SALT LAKE CITY — President Donald Trump’s cancellation of the portion of the Republican National Convention planned for Jacksonville, Florida, means dozens of Utah GOP delegates won’t have an in-person role in the nomination process.
Just six of the state’s 77 Republican delegates and alternates, led by Utah Sen. Mike Lee, are headed to Charlottesville, North Carolina, next month for a scaled-back convention limited to less than 400 people overall. There, Trump will be formally nominated on behalf of 2,500 delegates nationwide.

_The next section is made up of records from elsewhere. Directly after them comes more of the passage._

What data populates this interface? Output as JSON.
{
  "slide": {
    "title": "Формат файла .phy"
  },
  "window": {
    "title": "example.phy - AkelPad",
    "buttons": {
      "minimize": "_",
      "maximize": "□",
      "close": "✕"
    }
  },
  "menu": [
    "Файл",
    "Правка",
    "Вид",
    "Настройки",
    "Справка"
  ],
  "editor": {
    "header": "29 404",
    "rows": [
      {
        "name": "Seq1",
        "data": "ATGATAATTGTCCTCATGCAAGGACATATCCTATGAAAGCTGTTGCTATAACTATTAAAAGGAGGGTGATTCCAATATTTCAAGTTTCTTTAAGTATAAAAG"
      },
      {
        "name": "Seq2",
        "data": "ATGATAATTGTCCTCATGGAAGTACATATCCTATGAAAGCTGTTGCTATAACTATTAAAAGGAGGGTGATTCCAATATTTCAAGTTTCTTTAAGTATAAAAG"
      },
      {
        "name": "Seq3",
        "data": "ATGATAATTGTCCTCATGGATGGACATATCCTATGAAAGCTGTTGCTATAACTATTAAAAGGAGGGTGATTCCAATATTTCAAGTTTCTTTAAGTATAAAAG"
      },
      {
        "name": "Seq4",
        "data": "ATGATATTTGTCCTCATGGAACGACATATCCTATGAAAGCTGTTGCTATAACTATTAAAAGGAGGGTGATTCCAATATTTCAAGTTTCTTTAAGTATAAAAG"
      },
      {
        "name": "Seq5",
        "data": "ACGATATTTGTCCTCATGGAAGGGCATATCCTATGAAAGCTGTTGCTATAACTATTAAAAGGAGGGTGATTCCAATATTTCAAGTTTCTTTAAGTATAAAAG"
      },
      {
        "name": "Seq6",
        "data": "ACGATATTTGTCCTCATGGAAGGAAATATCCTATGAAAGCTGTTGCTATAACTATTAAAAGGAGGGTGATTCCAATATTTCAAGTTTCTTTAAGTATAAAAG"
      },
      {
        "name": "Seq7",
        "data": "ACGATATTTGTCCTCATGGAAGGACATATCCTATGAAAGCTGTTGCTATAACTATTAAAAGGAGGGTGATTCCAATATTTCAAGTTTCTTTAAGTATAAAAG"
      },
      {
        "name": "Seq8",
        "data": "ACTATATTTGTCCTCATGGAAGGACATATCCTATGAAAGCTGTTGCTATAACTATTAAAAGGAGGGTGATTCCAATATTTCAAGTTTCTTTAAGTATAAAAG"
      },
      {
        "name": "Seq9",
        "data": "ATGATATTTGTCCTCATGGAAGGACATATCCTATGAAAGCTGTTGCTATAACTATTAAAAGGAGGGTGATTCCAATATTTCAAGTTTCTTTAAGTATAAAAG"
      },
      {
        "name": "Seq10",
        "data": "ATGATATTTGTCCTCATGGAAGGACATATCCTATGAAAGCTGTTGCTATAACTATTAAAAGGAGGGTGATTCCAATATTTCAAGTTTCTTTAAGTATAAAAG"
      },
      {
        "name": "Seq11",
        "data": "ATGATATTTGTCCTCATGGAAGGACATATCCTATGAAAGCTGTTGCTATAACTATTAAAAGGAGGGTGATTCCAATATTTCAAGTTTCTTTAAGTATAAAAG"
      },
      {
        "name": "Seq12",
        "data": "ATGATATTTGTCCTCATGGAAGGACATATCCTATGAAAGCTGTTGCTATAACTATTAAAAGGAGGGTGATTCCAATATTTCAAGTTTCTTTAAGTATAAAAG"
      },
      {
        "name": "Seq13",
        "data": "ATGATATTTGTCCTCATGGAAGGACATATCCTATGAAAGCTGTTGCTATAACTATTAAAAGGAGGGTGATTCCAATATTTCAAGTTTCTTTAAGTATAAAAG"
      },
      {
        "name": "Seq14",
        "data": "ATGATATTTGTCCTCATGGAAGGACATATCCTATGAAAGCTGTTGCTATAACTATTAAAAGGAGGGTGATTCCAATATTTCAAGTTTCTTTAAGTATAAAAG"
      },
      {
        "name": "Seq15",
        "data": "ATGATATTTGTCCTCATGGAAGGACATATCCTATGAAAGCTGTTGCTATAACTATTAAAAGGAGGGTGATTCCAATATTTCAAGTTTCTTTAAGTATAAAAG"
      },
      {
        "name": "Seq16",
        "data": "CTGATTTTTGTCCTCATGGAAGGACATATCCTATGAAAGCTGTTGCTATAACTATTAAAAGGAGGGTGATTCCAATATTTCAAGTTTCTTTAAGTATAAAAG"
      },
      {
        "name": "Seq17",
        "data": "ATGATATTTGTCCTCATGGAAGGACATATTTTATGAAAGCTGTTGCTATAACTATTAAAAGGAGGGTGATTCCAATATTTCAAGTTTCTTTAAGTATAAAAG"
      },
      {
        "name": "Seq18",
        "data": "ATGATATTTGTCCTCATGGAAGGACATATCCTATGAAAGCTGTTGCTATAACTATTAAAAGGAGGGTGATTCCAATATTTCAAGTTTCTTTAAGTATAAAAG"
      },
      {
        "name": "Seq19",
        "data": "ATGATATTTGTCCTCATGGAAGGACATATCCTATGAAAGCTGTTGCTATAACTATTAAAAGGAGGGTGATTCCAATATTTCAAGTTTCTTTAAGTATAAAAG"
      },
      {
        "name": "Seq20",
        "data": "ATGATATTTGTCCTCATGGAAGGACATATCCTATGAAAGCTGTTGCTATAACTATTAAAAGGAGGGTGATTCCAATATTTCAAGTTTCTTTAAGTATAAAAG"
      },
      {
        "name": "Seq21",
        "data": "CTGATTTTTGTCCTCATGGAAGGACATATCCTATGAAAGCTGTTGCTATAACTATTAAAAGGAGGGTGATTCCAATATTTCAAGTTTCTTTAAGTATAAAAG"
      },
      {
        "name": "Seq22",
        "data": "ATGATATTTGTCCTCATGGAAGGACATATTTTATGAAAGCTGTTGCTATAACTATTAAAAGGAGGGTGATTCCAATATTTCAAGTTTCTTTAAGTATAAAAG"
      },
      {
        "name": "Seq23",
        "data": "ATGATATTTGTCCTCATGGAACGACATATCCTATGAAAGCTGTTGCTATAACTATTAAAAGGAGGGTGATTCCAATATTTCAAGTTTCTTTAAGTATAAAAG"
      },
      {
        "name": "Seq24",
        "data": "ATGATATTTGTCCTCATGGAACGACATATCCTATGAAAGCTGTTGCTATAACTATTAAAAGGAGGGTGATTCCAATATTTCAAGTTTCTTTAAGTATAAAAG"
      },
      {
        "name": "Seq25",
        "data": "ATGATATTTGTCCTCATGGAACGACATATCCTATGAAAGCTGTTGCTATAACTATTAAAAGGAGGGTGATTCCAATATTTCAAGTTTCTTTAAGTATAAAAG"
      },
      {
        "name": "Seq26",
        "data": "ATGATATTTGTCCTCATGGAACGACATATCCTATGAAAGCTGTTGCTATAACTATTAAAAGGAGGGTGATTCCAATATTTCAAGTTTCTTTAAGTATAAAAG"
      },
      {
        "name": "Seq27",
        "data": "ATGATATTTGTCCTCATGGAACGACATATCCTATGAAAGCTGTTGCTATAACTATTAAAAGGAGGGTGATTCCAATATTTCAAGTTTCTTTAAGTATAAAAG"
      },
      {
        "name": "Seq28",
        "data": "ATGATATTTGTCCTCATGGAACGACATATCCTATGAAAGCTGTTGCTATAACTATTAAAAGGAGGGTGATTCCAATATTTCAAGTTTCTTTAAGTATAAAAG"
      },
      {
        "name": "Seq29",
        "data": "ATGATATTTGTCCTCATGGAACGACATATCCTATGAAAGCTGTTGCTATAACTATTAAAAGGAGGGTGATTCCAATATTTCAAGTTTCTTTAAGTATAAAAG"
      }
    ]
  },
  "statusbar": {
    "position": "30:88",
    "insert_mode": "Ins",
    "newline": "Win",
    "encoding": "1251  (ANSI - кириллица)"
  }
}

But most of the the rest of the delegates chosen at the state party convention in April were set to join them in Jacksonville, Florida, for the final three days of the convention, where the president was scheduled to deliver his acceptance speech in front of a much larger crowd that North Carolina would have permitted under COVID-19 pandemic guidelines.

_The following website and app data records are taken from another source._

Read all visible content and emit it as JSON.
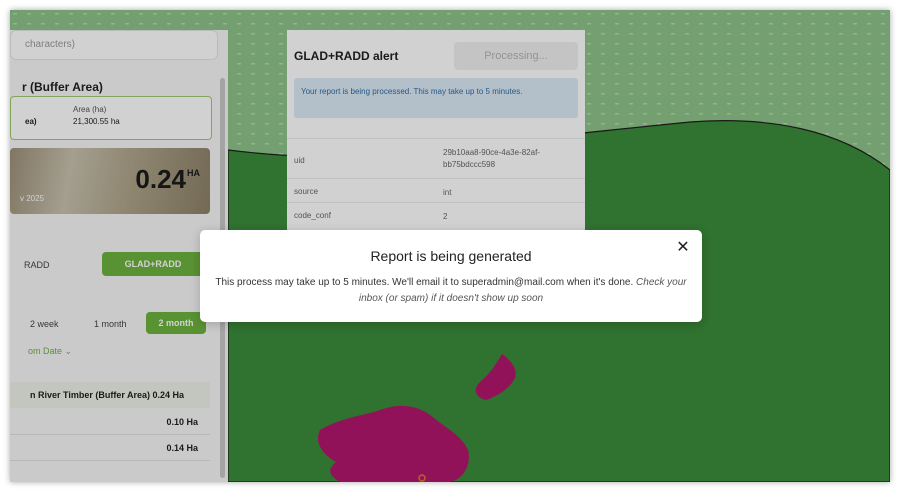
{
  "colors": {
    "accent": "#6db33f",
    "map_green": "#3b8c3a",
    "map_light": "#8ec48a",
    "alert_magenta": "#b3176e"
  },
  "sidebar": {
    "search_placeholder": "characters)",
    "area_title": "r (Buffer Area)",
    "info": {
      "area_label": "Area (ha)",
      "name_fragment": "ea)",
      "area_value": "21,300.55 ha"
    },
    "photo": {
      "area_value": "0.24",
      "area_unit": "HA",
      "date": "v 2025"
    },
    "tabs": {
      "radd": "RADD",
      "glad_radd": "GLAD+RADD"
    },
    "range": {
      "two_week": "2 week",
      "one_month": "1 month",
      "two_month": "2 month"
    },
    "custom_date": "om Date ⌄",
    "list": {
      "title": "n River Timber (Buffer Area) 0.24 Ha",
      "rows": [
        "0.10 Ha",
        "0.14 Ha"
      ]
    }
  },
  "panel": {
    "title": "GLAD+RADD alert",
    "button": "Processing...",
    "note": "Your report is being processed. This may take up to 5 minutes.",
    "rows": [
      {
        "key": "uid",
        "value": "29b10aa8-90ce-4a3e-82af-bb75bdccc598"
      },
      {
        "key": "source",
        "value": "int"
      },
      {
        "key": "code_conf",
        "value": "2"
      }
    ]
  },
  "modal": {
    "title": "Report is being generated",
    "close_icon": "close-icon",
    "body_prefix": "This process may take up to 5 minutes. We'll email it to superadmin@mail.com when it's done.",
    "body_italic": "Check your inbox (or spam) if it doesn't show up soon"
  }
}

Utah GOP Chairman Derek Brown said he agrees with Trump’s decision.
“It was basically a party for the president, in effect. It was the acceptance speeches, it was the pomp and circumstance,” the Utah party leader said. “I think it makes sense for the president to cancel it in light of everything going on.”
He said the RNC had all along “made it clear if they couldn’t do it in a way that maintained the safety of everyone there, they simply wouldn’t do it. So my guess is that today is the day that they felt like that balancing act wasn’t something that they wanted to risk.”
Some 70 to 80 Utah Republicans were going to Jacksonville, Brown said, even with the many health protocols put in place, including a do-it-yourself virus test kit that had to be sent before arriving. They’re disappointed, he said, but understanding.
Democrats are already holding much of their nominating convention in Milwaukee, Wisconsin, for former Vice President Joe Biden virtually, asking state delegates and party officials to participate from home.
Utah Democrat Party Chairman Jeff Merchant said the cancellation of the Republican festivities in Jacksonville “is probably the responsible thing to do and I am glad the president is finally coming to his senses on COVID-related matters.”
Merchant said while there will be a live component at the Democratic Party’s convention, fewer than 150 people will attend in person. He said the Utah Democratic Party chose “to allow all delegates to participate at home to the extent allowed” by national party rules.